of dangerous riff-raff by night. In such surroundings, full of squalor and dirt, protected merely by an apology of a shelter improvised of gunny cloth, Babajan unconcernedly goes through all the inclemencie’s of the Indian weather and seasons, presenting a perfect embodiment of resignation and self-abnegation (Tasleem-o-Raza).
Within a decade of Babajan's presence, the locality underwent a metamorphosis surpassing all expectations. What with the featural changes in buildings all around, the electrified tea shops ringing with the clatter of cups and saucers, a concourse of people consisting of all ranks and creeds waiting for Babajan's darshana, a street bard entertaining the crowd with his music, the beggars clamoring for alms, easy-going idlers standing indiscriminately hampering vehicular traffic and the whole atmosphere heavily laden with sweet-smelling incense perpetually kept burning near Babajan, it presented a typically Eastern scene, leaving an indelible impression on one's memory.
The cantonment authorities became alive to the situation, and had it been possible, they would unhesitatingly have had Babajan shifted to some out-of-the-way spot.
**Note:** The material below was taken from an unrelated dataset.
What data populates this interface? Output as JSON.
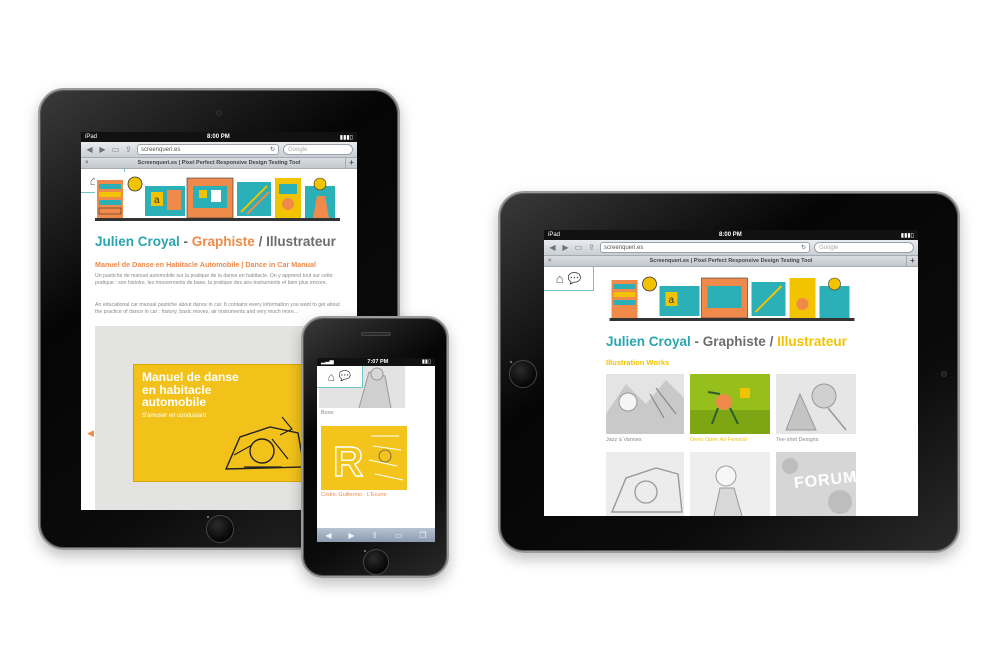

But they dared not risk a public demonstration in the matter. By now Babajan's fame as a Saint had spread far and wide and Char Bavadi became a place of pilgrimage for people from all over India. Backed by public opinion, a few elected members of the Cantonment Board successfully prevailed upon that body to build at their expense a decent and permanent structure in place of Babajan's shabby shelter. When the new structure, which was only a few feet away from Babajan's original seat, was ready, to everyone's surprise she refused to move there. The awkward situation was gotten over, however, by extending the structure a little more so as to include and embrace Babajan's original seat, as well as the neem tree.
Years rolled by, seasons kept rotating, the locality put on a new face, the number of devotees multiplied beyond all computation, but throughout all this kaleidoscopic evolution Hazrat Babajan remained unperturbed and unaffected.
When Babajan first came to Poona, people surmised her age to be not less than 90 years and thereafter even 30 years added to her life in the city wrought no material changes in her personality. Short in stature, firm and agile in gait, back slightly bent with rounded shoulders, skin fair and sun-burnt, face broad and heavily wrinkled, high cheek bones, liquid blue eyes